Category: botany

Tree identification: sweetgum, part II

Self-tutoring about local trees: the tutor mentions the sweetgum for the second time. Back on September 15, 2015, I noted a sweetgum tree in Campbell River. Its star-shaped leaves were how I identified it. Yesterday, I saw one without leaves

Dawn redwood, part III: winter mode

Self-tutoring about local trees: the tutor makes another observation about local dawn redwoods. I wrote a few posts about local dawn redwoods, the most recent here. It will lead interested readers back to earlier ones. Dawn redwood is deciduous here.

Botany: dawn redwood, part II

Self-tutoring about dawn redwoods: the tutor shares some ideas about identifying them. In my past two posts,

Botany: dawn redwood, part I

Self-tutoring about botany: the tutor shares an exciting find from the field. In yesterday’s post I mention a long connection I have with dawn redwoods, despite only recently becoming acquainted. The dawn redwoods themselves have a story. Scientists discovered dawn

Botany: artichoke identification

Self-tutoring about botany: the tutor identifies a plant he saw. Yesterday, in a sidewalk garden, I noticed a striking plant. It had big purple flowers, perhaps 8 to 10cm across, consisting of many long filaments. The flowers reminded me of

Botany: linden (basswood) tree

Self-tutoring about trees: the tutor mentions a linden he’s noticed. In the northwest corner of a local sports field is a hardwood tree, perhaps 70 ft tall. Its trunk is oval; its max diameter might be 18 inches. The bark

Red elder tree flowers and fruits simultaneously

Self-tutoring about botany: the tutor shares an observation about a red elder. I know of few trees that produce new blooms while their fruit is on. Yet, I (and now you, too) can witness a red elder doing so. In

What does feverfew look like?

Self-tutoring about plant identification: the tutor identifies the daisy-like plant growing in the backyard. Identifying this one took some time, but I believe it’s feverfew (Tanacetum parthenium). The non-pointed, lobed leaves seem to be decisive, as many plants, apparently, have
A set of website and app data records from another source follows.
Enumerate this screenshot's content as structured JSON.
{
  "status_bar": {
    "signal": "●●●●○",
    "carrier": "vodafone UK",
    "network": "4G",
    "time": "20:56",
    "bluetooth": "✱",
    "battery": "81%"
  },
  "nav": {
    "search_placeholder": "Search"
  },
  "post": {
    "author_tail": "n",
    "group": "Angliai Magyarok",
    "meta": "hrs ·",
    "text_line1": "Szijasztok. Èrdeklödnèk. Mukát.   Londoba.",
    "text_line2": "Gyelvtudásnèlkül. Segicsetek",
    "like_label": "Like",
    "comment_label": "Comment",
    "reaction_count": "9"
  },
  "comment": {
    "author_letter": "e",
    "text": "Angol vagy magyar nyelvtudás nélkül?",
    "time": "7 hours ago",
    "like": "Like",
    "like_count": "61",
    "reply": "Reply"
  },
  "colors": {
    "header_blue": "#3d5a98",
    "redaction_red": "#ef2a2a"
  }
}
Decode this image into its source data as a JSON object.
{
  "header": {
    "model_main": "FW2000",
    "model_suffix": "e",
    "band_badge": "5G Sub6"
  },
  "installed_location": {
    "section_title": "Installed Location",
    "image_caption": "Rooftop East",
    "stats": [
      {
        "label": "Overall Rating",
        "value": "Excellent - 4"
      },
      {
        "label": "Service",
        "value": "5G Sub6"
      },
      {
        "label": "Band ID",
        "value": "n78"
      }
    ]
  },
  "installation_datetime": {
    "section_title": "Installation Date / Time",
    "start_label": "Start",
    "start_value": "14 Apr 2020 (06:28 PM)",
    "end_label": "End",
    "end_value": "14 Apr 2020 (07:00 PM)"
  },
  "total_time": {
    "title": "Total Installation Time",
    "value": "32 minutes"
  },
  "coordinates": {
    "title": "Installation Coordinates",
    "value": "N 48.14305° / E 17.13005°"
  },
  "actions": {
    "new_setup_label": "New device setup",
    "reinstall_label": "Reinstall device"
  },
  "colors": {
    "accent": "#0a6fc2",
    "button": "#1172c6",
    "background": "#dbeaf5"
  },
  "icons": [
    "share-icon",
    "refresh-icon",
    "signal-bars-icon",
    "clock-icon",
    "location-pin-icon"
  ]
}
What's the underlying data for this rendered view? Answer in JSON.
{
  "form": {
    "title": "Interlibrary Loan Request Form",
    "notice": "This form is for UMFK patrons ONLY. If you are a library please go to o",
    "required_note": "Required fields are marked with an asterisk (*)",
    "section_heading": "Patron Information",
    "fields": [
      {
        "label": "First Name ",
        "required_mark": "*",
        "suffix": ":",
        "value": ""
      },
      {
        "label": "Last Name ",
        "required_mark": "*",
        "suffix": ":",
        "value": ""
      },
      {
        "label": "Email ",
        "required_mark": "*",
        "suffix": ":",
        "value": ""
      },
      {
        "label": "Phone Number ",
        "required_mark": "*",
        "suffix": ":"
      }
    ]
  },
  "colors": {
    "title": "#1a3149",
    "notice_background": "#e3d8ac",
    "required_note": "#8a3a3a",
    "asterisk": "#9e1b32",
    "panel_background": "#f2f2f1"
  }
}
Gooseberries: Ribes uva-crispa vs Ribes hirtellum

Self-tutoring about botany: the tutor wades into the distinctions between the European gooseberry and the American one. Ribes uva-crispa is the old world gooseberry. Its berries can be an inch (2.5cm) across – its leaves, 6cm. However, its nodal spines

What does the apple hang from?

Self-tutoring about fruit: the tutor looks up some apple morphology. The woody stem from which the apple hangs is called the stalk. Source: infovisual.info

Top